There are various estimates on how much currency is in the black economy. This cash is the route to laundering illegal proceeds into land and bullion. That’s why any serious fight against black money had to start with cutting off the domestic black money supply. For those complaining that overseas accounts are being let off – compressing local black money supply is a critical first step even for that; making this demonetisation a crucial follow-on step to the Sept. 30 disclosure window offered by the government.
That said, demonetistation is never an easy process especially when it comes to voiding 86% of the circulated currency by value. Disruptions were expected, which is why the Prime Minister had requested citizens to bear with the inconvenience for the sake of larger reform. The secrecy and confidentiality requirements also mean that no advance preparations could be done because it would have meant involving more people.
So yes, there is legitimate grounds for a debate on if the government machinery could have executed this better and with more empathy. The disruptions are clearly bad for those in the small and informal sector, the poor and those who remain unbanked or live in underbanked regions.
We know that 50% of our GDP and 90% of employment is provided by this country’s informal sector. For decades it has been shut out of the formal sector. Successive governments, and RBI governors including Chidambaram and Raghuram Rajan, made no effort in addressing this. It is liquidity and cash availability to the informal sector and small businesses that are at the heart of what needs to be resolved urgently by the government.
As a priority the government could consider a host of actions including allowing:
a) Permit for regular receipted transactions in services like health, schools, food, transport sector where payers are identified and allow this till December 15. This will ease pressure on the informal sector.
b) Direct all government departments and PSUs to give salaries in cash for the next two-three months to their employees to reduce pressures on banks and improve liquidity.
c) The government must also clarify the issue of taxation and penalties on deposits. Many tax lawyers are opining that there is no case for penalties under the IT Act for disclosed income. An increase in litigation as a result of demonetisation would be undesirable.

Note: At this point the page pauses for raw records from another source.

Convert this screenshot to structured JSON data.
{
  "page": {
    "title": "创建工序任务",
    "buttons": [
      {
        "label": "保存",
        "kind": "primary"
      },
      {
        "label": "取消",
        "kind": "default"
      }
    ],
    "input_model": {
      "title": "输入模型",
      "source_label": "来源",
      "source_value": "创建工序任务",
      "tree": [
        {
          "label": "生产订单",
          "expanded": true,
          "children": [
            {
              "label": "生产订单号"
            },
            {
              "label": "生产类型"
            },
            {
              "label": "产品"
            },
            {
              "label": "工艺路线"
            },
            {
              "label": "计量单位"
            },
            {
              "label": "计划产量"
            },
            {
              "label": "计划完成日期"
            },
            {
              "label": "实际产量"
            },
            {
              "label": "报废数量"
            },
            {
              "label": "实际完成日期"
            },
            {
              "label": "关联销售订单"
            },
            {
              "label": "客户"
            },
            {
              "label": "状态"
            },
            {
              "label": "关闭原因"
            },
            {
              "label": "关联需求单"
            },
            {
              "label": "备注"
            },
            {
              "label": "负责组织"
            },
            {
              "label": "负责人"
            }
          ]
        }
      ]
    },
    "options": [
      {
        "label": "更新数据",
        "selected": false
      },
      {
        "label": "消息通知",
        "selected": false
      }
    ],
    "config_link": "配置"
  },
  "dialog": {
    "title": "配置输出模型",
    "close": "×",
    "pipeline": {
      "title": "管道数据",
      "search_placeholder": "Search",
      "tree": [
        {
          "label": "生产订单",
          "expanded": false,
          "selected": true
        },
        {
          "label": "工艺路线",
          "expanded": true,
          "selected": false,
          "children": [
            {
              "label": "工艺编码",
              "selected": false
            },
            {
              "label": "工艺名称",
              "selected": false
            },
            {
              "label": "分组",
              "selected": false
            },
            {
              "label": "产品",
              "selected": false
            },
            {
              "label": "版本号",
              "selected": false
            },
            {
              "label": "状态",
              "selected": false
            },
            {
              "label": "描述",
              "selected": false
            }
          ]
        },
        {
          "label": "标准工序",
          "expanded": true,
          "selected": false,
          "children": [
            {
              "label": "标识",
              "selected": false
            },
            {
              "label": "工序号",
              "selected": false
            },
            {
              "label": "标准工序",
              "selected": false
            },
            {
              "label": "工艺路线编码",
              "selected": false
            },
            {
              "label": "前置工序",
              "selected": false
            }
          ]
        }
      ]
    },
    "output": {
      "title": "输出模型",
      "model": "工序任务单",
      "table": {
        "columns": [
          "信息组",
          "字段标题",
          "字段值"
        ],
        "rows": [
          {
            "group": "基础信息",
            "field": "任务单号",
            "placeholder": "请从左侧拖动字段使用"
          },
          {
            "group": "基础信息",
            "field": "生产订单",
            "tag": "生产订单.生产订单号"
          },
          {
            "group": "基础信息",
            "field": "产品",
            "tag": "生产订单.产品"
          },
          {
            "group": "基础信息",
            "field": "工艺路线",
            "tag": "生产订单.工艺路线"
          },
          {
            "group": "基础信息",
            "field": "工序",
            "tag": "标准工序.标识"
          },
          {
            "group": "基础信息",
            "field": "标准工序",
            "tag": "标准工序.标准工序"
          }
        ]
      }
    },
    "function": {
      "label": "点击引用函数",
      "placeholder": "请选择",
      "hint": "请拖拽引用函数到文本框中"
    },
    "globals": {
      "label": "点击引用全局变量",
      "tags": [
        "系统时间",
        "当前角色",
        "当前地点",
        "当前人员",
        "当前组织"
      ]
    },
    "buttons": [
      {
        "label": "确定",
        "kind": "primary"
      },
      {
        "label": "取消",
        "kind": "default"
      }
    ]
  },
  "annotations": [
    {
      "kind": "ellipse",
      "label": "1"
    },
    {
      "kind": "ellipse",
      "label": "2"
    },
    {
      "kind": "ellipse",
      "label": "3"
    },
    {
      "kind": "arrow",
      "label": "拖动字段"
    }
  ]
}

While the focus has been on disruptions, the significant benefits of demonetisation and black money clean-up will have not been discussed. Apart from the clear benefits on crime, terrorism, politics, elections and governance in the medium term, this is also a big step in the process of transforming our economy into one that is growing, efficient, transparent, and clean. In the short term, the government will also benefit significantly both from the taxation on the deposits and also a monetary surplus in the RBI. We are talking of a one-time gain of Rs. 4-6 lakh crores.
This additional spending of the government can and must be directed at investments, jobs, and expanding welfare spending for the poor and farmers.
Banks too will benefit from this surge of deposits and from the progressive formalisation of transactions. Increased deposits will moderate interest rates as a direct benefit – with added indirect benefit from businesses restarting investment cycle. There are several other benefits that the government must start articulating, planning and realising for citizens.
There will be impetus for the formalisation of the informal sector. The informal sector will be nudged into the formal sector and be allowed to avail formal sources of money – almost always at easier rates than the cut-throat rates and risks associated with informal economy.
The fight against black money is a decisive, serious kind of change. Change is never smooth or orderly. Most Indians desire this clean up. It’s now up to the government to ensure a softer, more sensitive landing for the poor and middle class through this time.
Rajeev Chandrasekhar is a Member of Parliament and Vice-Chairman of NDA in Kerala.